**DIRECTIONS FOR THIS TASK**.
Set down each record that follows exactly. Drop the images.

**INFORMATION SUPPLIED**.
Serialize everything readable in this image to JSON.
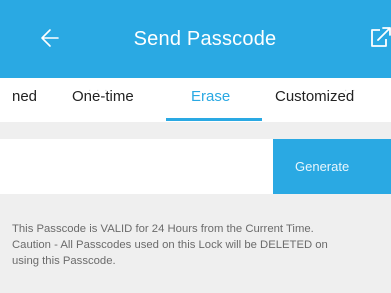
{
  "header": {
    "title": "Send Passcode",
    "back_icon": "arrow-left-icon",
    "share_icon": "share-icon",
    "background_color": "#2aa9e3"
  },
  "tabs": {
    "items": [
      {
        "label": "ned"
      },
      {
        "label": "One-time"
      },
      {
        "label": "Erase",
        "active": true
      },
      {
        "label": "Customized"
      }
    ],
    "active_color": "#2aa9e3"
  },
  "passcode": {
    "value": "",
    "placeholder": "",
    "generate_label": "Generate"
  },
  "info": {
    "line1": "This Passcode is VALID for 24 Hours from the Current Time.",
    "line2": "Caution - All Passcodes used on this Lock will be DELETED on",
    "line3": "using this Passcode."
  }
}
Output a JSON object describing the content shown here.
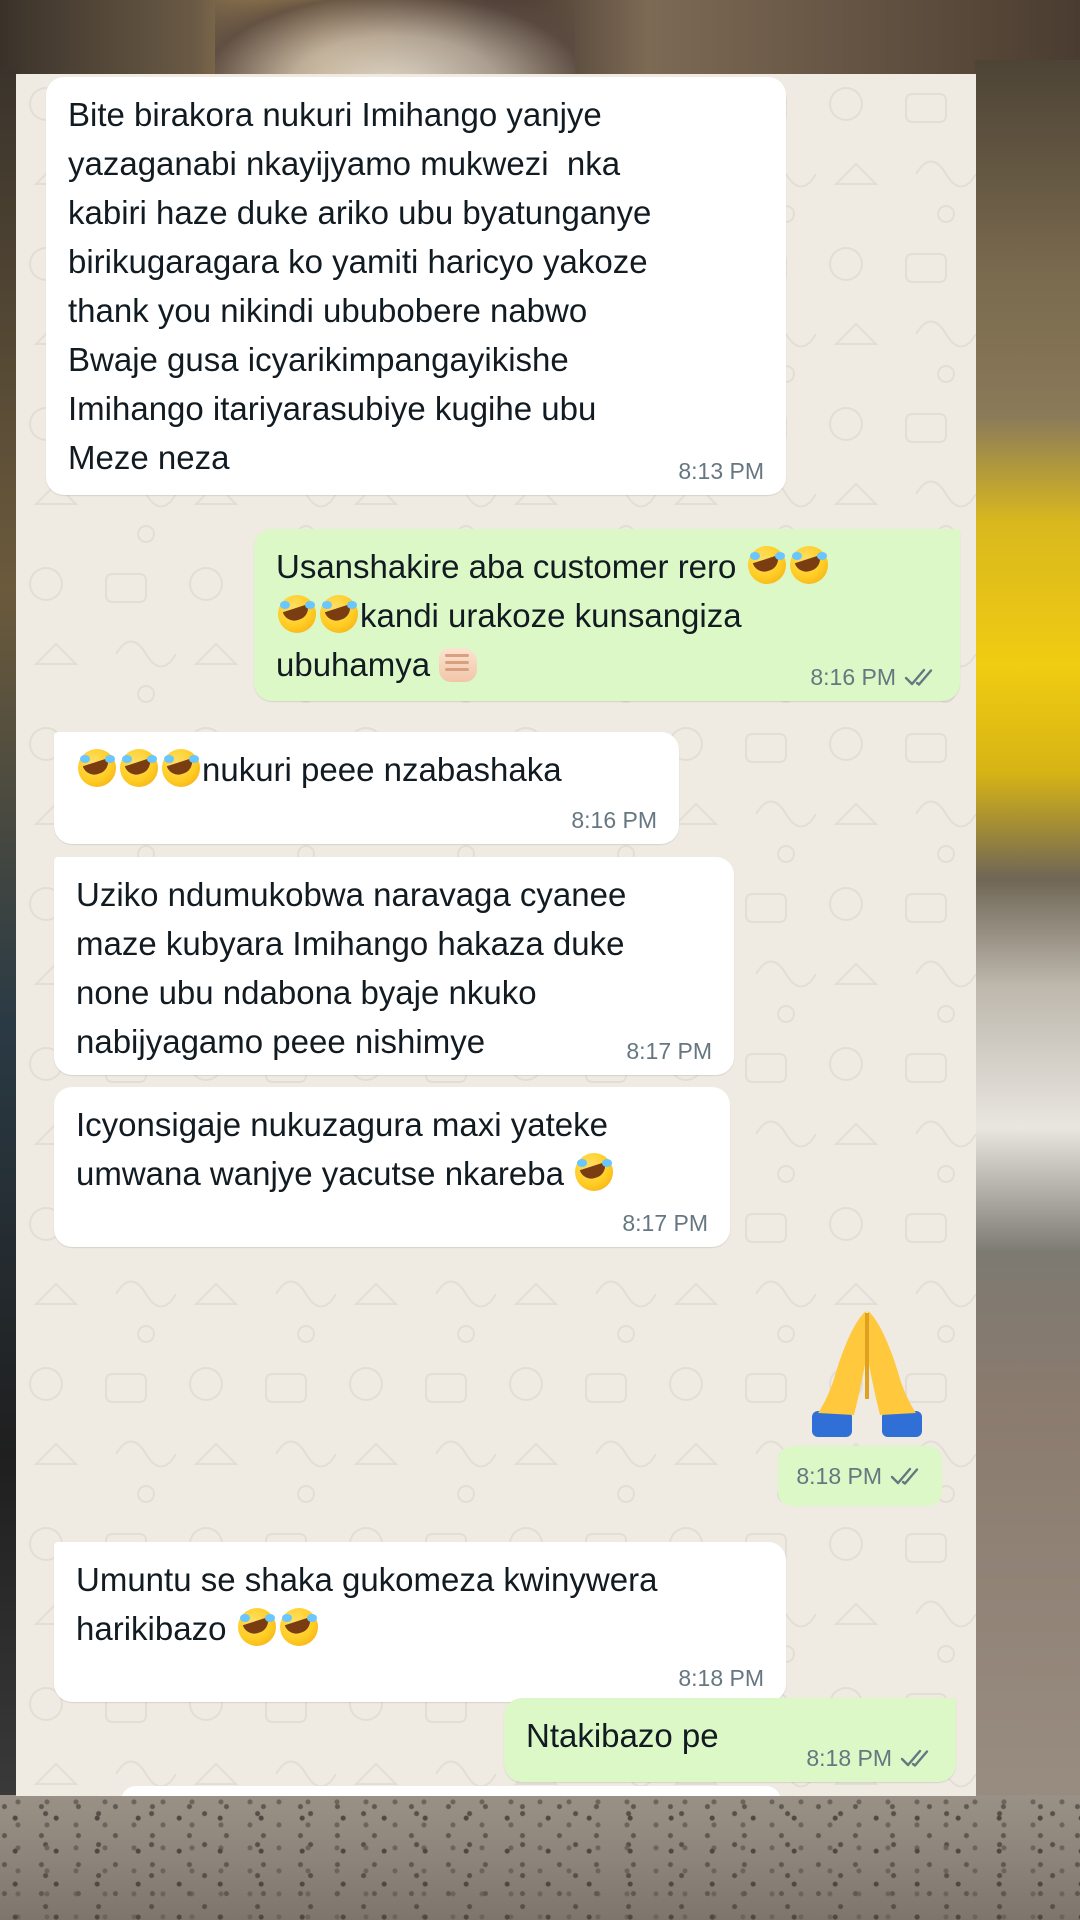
{
  "conversation": {
    "messages": [
      {
        "direction": "in",
        "lines": [
          "Bite birakora nukuri Imihango yanjye",
          "yazaganabi nkayijyamo mukwezi  nka",
          "kabiri haze duke ariko ubu byatunganye",
          "birikugaragara ko yamiti haricyo yakoze",
          "thank you nikindi ububobere nabwo",
          "Bwaje gusa icyarikimpangayikishe",
          "Imihango itariyarasubiye kugihe ubu",
          "Meze neza"
        ],
        "time": "8:13 PM"
      },
      {
        "direction": "out",
        "line1_text": "Usanshakire aba customer rero ",
        "line2_text": "kandi urakoze kunsangiza",
        "line3_text": "ubuhamya ",
        "time": "8:16 PM",
        "status": "read"
      },
      {
        "direction": "in",
        "text": "nukuri peee nzabashaka",
        "time": "8:16 PM"
      },
      {
        "direction": "in",
        "lines": [
          "Uziko ndumukobwa naravaga cyanee",
          "maze kubyara Imihango hakaza duke",
          "none ubu ndabona byaje nkuko",
          "nabijyagamo peee nishimye"
        ],
        "time": "8:17 PM"
      },
      {
        "direction": "in",
        "lines": [
          "Icyonsigaje nukuzagura maxi yateke",
          "umwana wanjye yacutse nkareba "
        ],
        "time": "8:17 PM"
      },
      {
        "direction": "out",
        "emoji": "folded-hands",
        "time": "8:18 PM",
        "status": "read"
      },
      {
        "direction": "in",
        "lines": [
          "Umuntu se shaka gukomeza kwinywera",
          "harikibazo "
        ],
        "time": "8:18 PM"
      },
      {
        "direction": "out",
        "text": "Ntakibazo pe",
        "time": "8:18 PM",
        "status": "read"
      }
    ]
  },
  "icons": {
    "read_receipt": "double-check-icon",
    "laughing_emoji": "rolling-laughing-emoji",
    "fist_emoji": "oncoming-fist-emoji",
    "hands_emoji": "folded-hands-emoji"
  },
  "colors": {
    "chat_background": "#efeae2",
    "incoming_bubble": "#ffffff",
    "outgoing_bubble": "#dcf8c6",
    "text": "#111b21",
    "meta": "#667781",
    "tick": "#667781"
  }
}
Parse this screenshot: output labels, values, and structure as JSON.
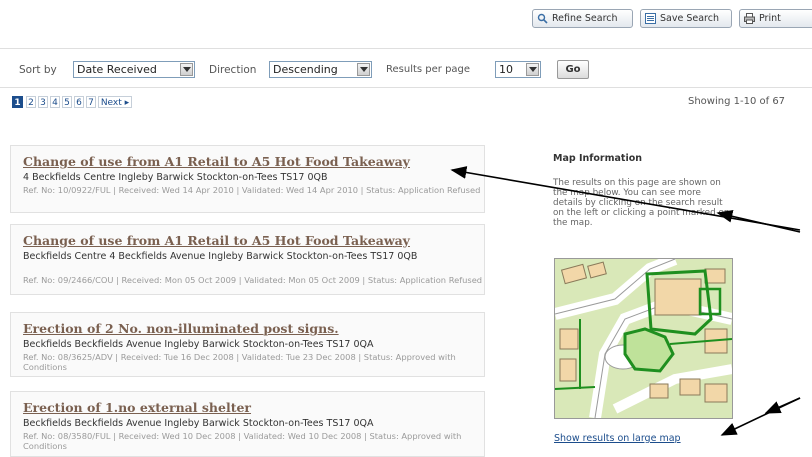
{
  "toolbar": {
    "refine_label": "Refine Search",
    "save_label": "Save Search",
    "print_label": "Print"
  },
  "sortbar": {
    "sort_by_label": "Sort by",
    "sort_by_value": "Date Received",
    "direction_label": "Direction",
    "direction_value": "Descending",
    "per_page_label": "Results per page",
    "per_page_value": "10",
    "go_label": "Go"
  },
  "pagination": {
    "pages": [
      "1",
      "2",
      "3",
      "4",
      "5",
      "6",
      "7"
    ],
    "current": "1",
    "next_label": "Next ▸",
    "showing": "Showing 1-10 of 67"
  },
  "results": [
    {
      "title": "Change of use from A1 Retail to A5 Hot Food Takeaway",
      "address": "4 Beckfields Centre Ingleby Barwick Stockton-on-Tees TS17 0QB",
      "meta": "Ref. No: 10/0922/FUL | Received: Wed 14 Apr 2010 | Validated: Wed 14 Apr 2010 | Status: Application Refused"
    },
    {
      "title": "Change of use from A1 Retail to A5 Hot Food Takeaway",
      "address": "Beckfields Centre 4 Beckfields Avenue Ingleby Barwick Stockton-on-Tees TS17 0QB",
      "meta": "Ref. No: 09/2466/COU | Received: Mon 05 Oct 2009 | Validated: Mon 05 Oct 2009 | Status: Application Refused"
    },
    {
      "title": "Erection of 2 No. non-illuminated post signs.",
      "address": "Beckfields Beckfields Avenue Ingleby Barwick Stockton-on-Tees TS17 0QA",
      "meta": "Ref. No: 08/3625/ADV | Received: Tue 16 Dec 2008 | Validated: Tue 23 Dec 2008 | Status: Approved with Conditions"
    },
    {
      "title": "Erection of 1.no external shelter",
      "address": "Beckfields Beckfields Avenue Ingleby Barwick Stockton-on-Tees TS17 0QA",
      "meta": "Ref. No: 08/3580/FUL | Received: Wed 10 Dec 2008 | Validated: Wed 10 Dec 2008 | Status: Approved with Conditions"
    }
  ],
  "map_info": {
    "heading": "Map Information",
    "text": "The results on this page are shown on the map below. You can see more details by clicking on the search result on the left or clicking a point marked on the map.",
    "large_map_link": "Show results on large map"
  },
  "icons": {
    "refine": "magnifier-icon",
    "save": "save-list-icon",
    "print": "printer-icon"
  },
  "colors": {
    "link_blue": "#1c4d8c",
    "title_brown": "#7a6050",
    "map_green": "#1f8f1f"
  }
}
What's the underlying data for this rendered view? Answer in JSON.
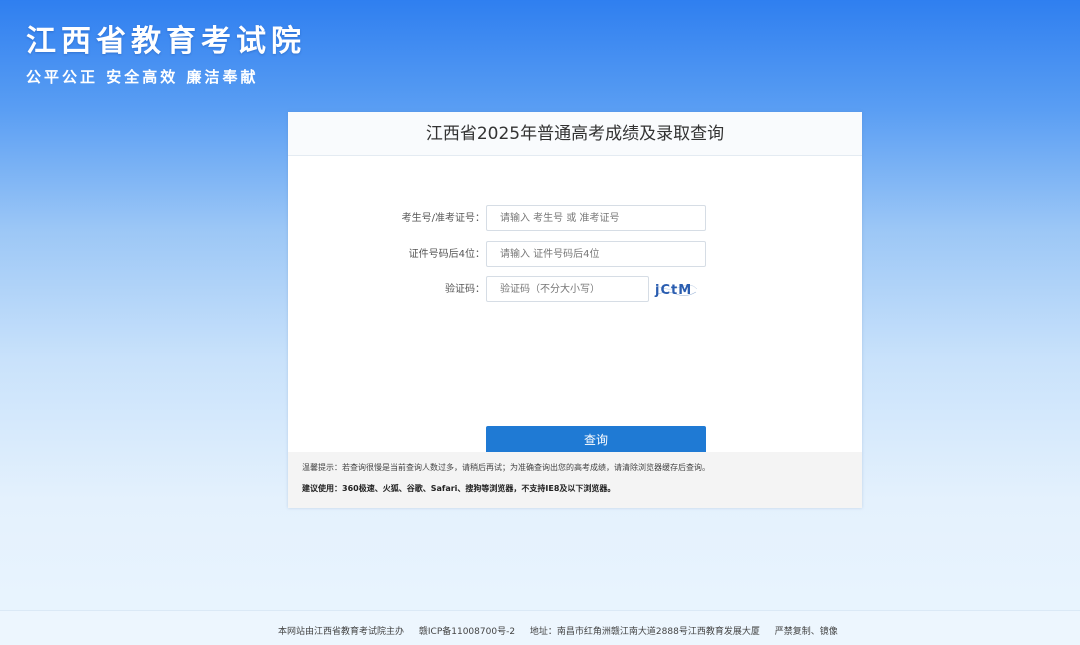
{
  "header": {
    "title": "江西省教育考试院",
    "slogan": "公平公正 安全高效 廉洁奉献"
  },
  "card": {
    "title": "江西省2025年普通高考成绩及录取查询",
    "form": {
      "exam_id_label": "考生号/准考证号：",
      "exam_id_placeholder": "请输入 考生号 或 准考证号",
      "id_last4_label": "证件号码后4位：",
      "id_last4_placeholder": "请输入 证件号码后4位",
      "captcha_label": "验证码：",
      "captcha_placeholder": "验证码（不分大小写）",
      "captcha_text": "jCtM",
      "submit_label": "查询"
    },
    "notice": {
      "line1": "温馨提示：若查询很慢是当前查询人数过多，请稍后再试；为准确查询出您的高考成绩，请清除浏览器缓存后查询。",
      "line2": "建议使用：360极速、火狐、谷歌、Safari、搜狗等浏览器，不支持IE8及以下浏览器。"
    }
  },
  "footer": {
    "host": "本网站由江西省教育考试院主办",
    "icp": "赣ICP备11008700号-2",
    "address": "地址：南昌市红角洲赣江南大道2888号江西教育发展大厦",
    "copyright": "严禁复制、镜像"
  },
  "colors": {
    "accent": "#1f7ad4",
    "background_top": "#2f7ff0",
    "background_bottom": "#eaf5fe"
  }
}
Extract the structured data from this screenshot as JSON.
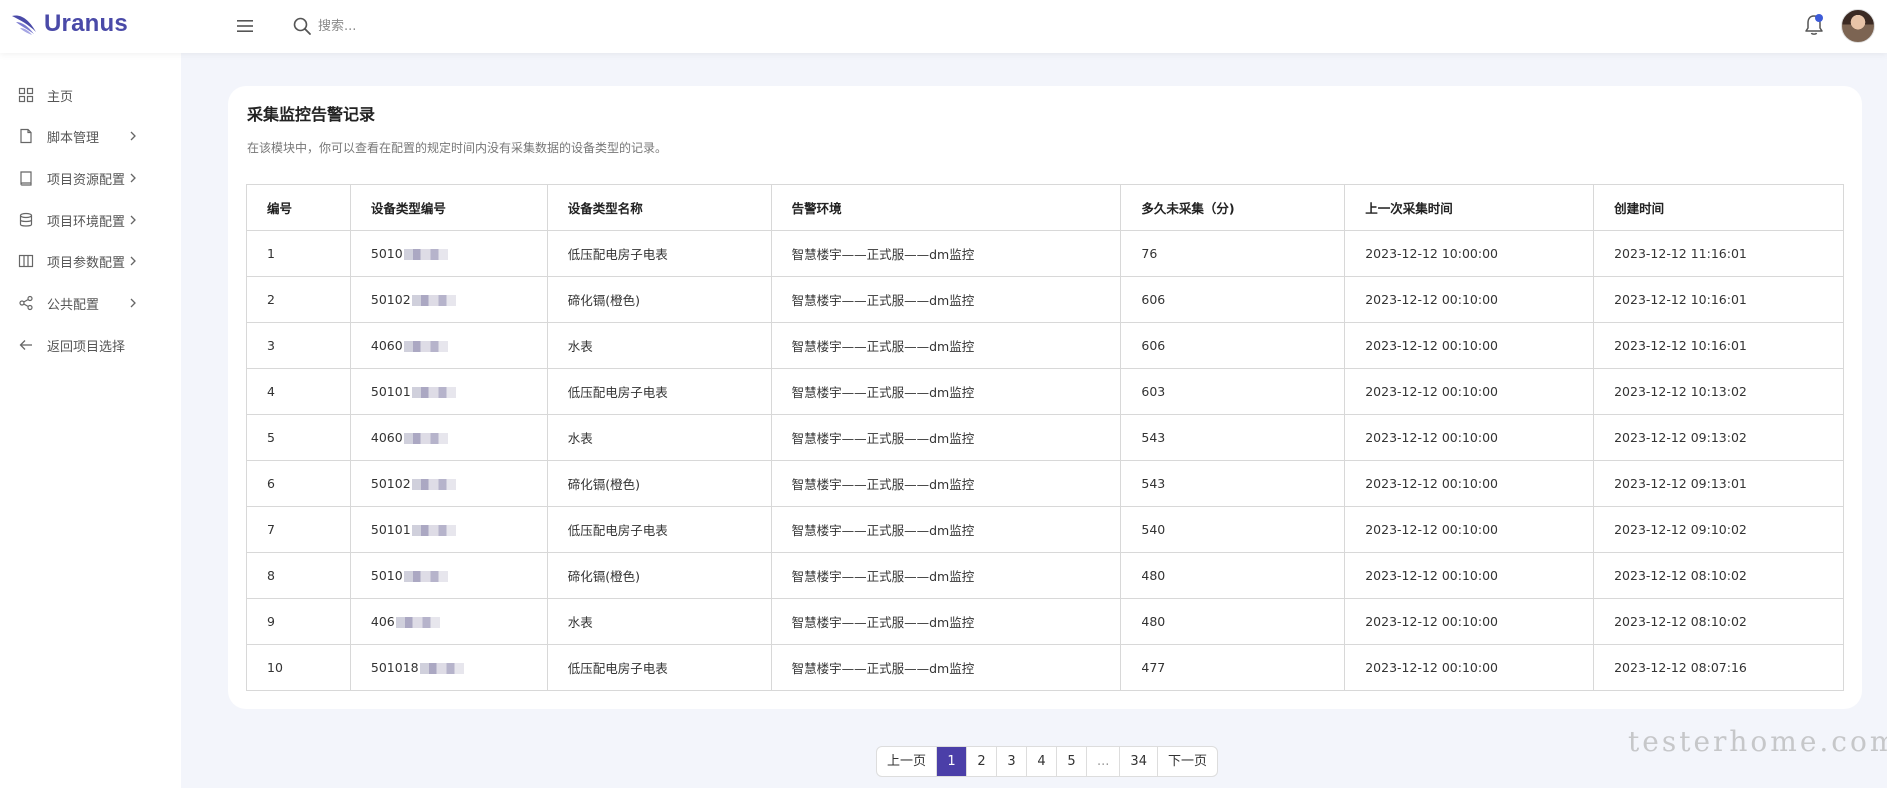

**OUTPUT BELOW**.
Serialize everything readable in this image to JSON.
{
  "header": {
    "title": "Send Passcode",
    "back_icon": "arrow-left-icon",
    "share_icon": "share-icon",
    "background_color": "#2aa9e3"
  },
  "tabs": {
    "items": [
      {
        "label": "ned"
      },
      {
        "label": "One-time"
      },
      {
        "label": "Erase",
        "active": true
      },
      {
        "label": "Customized"
      }
    ],
    "active_color": "#2aa9e3"
  },
  "passcode": {
    "value": "",
    "placeholder": "",
    "generate_label": "Generate"
  },
  "info": {
    "line1": "This Passcode is VALID for 24 Hours from the Current Time.",
    "line2": "Caution - All Passcodes used on this Lock will be DELETED on",
    "line3": "using this Passcode."
  }
}
Output a JSON object describing the content shown here.
{
  "conversation": {
    "messages": [
      {
        "direction": "in",
        "lines": [
          "Bite birakora nukuri Imihango yanjye",
          "yazaganabi nkayijyamo mukwezi  nka",
          "kabiri haze duke ariko ubu byatunganye",
          "birikugaragara ko yamiti haricyo yakoze",
          "thank you nikindi ububobere nabwo",
          "Bwaje gusa icyarikimpangayikishe",
          "Imihango itariyarasubiye kugihe ubu",
          "Meze neza"
        ],
        "time": "8:13 PM"
      },
      {
        "direction": "out",
        "line1_text": "Usanshakire aba customer rero ",
        "line2_text": "kandi urakoze kunsangiza",
        "line3_text": "ubuhamya ",
        "time": "8:16 PM",
        "status": "read"
      },
      {
        "direction": "in",
        "text": "nukuri peee nzabashaka",
        "time": "8:16 PM"
      },
      {
        "direction": "in",
        "lines": [
          "Uziko ndumukobwa naravaga cyanee",
          "maze kubyara Imihango hakaza duke",
          "none ubu ndabona byaje nkuko",
          "nabijyagamo peee nishimye"
        ],
        "time": "8:17 PM"
      },
      {
        "direction": "in",
        "lines": [
          "Icyonsigaje nukuzagura maxi yateke",
          "umwana wanjye yacutse nkareba "
        ],
        "time": "8:17 PM"
      },
      {
        "direction": "out",
        "emoji": "folded-hands",
        "time": "8:18 PM",
        "status": "read"
      },
      {
        "direction": "in",
        "lines": [
          "Umuntu se shaka gukomeza kwinywera",
          "harikibazo "
        ],
        "time": "8:18 PM"
      },
      {
        "direction": "out",
        "text": "Ntakibazo pe",
        "time": "8:18 PM",
        "status": "read"
      }
    ]
  },
  "icons": {
    "read_receipt": "double-check-icon",
    "laughing_emoji": "rolling-laughing-emoji",
    "fist_emoji": "oncoming-fist-emoji",
    "hands_emoji": "folded-hands-emoji"
  },
  "colors": {
    "chat_background": "#efeae2",
    "incoming_bubble": "#ffffff",
    "outgoing_bubble": "#dcf8c6",
    "text": "#111b21",
    "meta": "#667781",
    "tick": "#667781"
  }
}
Parse this screenshot: output labels, values, and structure as JSON.
{
  "toolbar": {
    "refine_label": "Refine Search",
    "save_label": "Save Search",
    "print_label": "Print"
  },
  "sortbar": {
    "sort_by_label": "Sort by",
    "sort_by_value": "Date Received",
    "direction_label": "Direction",
    "direction_value": "Descending",
    "per_page_label": "Results per page",
    "per_page_value": "10",
    "go_label": "Go"
  },
  "pagination": {
    "pages": [
      "1",
      "2",
      "3",
      "4",
      "5",
      "6",
      "7"
    ],
    "current": "1",
    "next_label": "Next ▸",
    "showing": "Showing 1-10 of 67"
  },
  "results": [
    {
      "title": "Change of use from A1 Retail to A5 Hot Food Takeaway",
      "address": "4 Beckfields Centre Ingleby Barwick Stockton-on-Tees TS17 0QB",
      "meta": "Ref. No: 10/0922/FUL | Received: Wed 14 Apr 2010 | Validated: Wed 14 Apr 2010 | Status: Application Refused"
    },
    {
      "title": "Change of use from A1 Retail to A5 Hot Food Takeaway",
      "address": "Beckfields Centre 4 Beckfields Avenue Ingleby Barwick Stockton-on-Tees TS17 0QB",
      "meta": "Ref. No: 09/2466/COU | Received: Mon 05 Oct 2009 | Validated: Mon 05 Oct 2009 | Status: Application Refused"
    },
    {
      "title": "Erection of 2 No. non-illuminated post signs.",
      "address": "Beckfields Beckfields Avenue Ingleby Barwick Stockton-on-Tees TS17 0QA",
      "meta": "Ref. No: 08/3625/ADV | Received: Tue 16 Dec 2008 | Validated: Tue 23 Dec 2008 | Status: Approved with Conditions"
    },
    {
      "title": "Erection of 1.no external shelter",
      "address": "Beckfields Beckfields Avenue Ingleby Barwick Stockton-on-Tees TS17 0QA",
      "meta": "Ref. No: 08/3580/FUL | Received: Wed 10 Dec 2008 | Validated: Wed 10 Dec 2008 | Status: Approved with Conditions"
    }
  ],
  "map_info": {
    "heading": "Map Information",
    "text": "The results on this page are shown on the map below. You can see more details by clicking on the search result on the left or clicking a point marked on the map.",
    "large_map_link": "Show results on large map"
  },
  "icons": {
    "refine": "magnifier-icon",
    "save": "save-list-icon",
    "print": "printer-icon"
  },
  "colors": {
    "link_blue": "#1c4d8c",
    "title_brown": "#7a6050",
    "map_green": "#1f8f1f"
  }
}
What's the underlying data for this rendered view? Answer in JSON.
{
  "header": {
    "title": "江西省教育考试院",
    "slogan": "公平公正 安全高效 廉洁奉献"
  },
  "card": {
    "title": "江西省2025年普通高考成绩及录取查询",
    "form": {
      "exam_id_label": "考生号/准考证号：",
      "exam_id_placeholder": "请输入 考生号 或 准考证号",
      "id_last4_label": "证件号码后4位：",
      "id_last4_placeholder": "请输入 证件号码后4位",
      "captcha_label": "验证码：",
      "captcha_placeholder": "验证码（不分大小写）",
      "captcha_text": "jCtM",
      "submit_label": "查询"
    },
    "notice": {
      "line1": "温馨提示：若查询很慢是当前查询人数过多，请稍后再试；为准确查询出您的高考成绩，请清除浏览器缓存后查询。",
      "line2": "建议使用：360极速、火狐、谷歌、Safari、搜狗等浏览器，不支持IE8及以下浏览器。"
    }
  },
  "footer": {
    "host": "本网站由江西省教育考试院主办",
    "icp": "赣ICP备11008700号-2",
    "address": "地址：南昌市红角洲赣江南大道2888号江西教育发展大厦",
    "copyright": "严禁复制、镜像"
  },
  "colors": {
    "accent": "#1f7ad4",
    "background_top": "#2f7ff0",
    "background_bottom": "#eaf5fe"
  }
}
Extract the structured data from this screenshot as JSON.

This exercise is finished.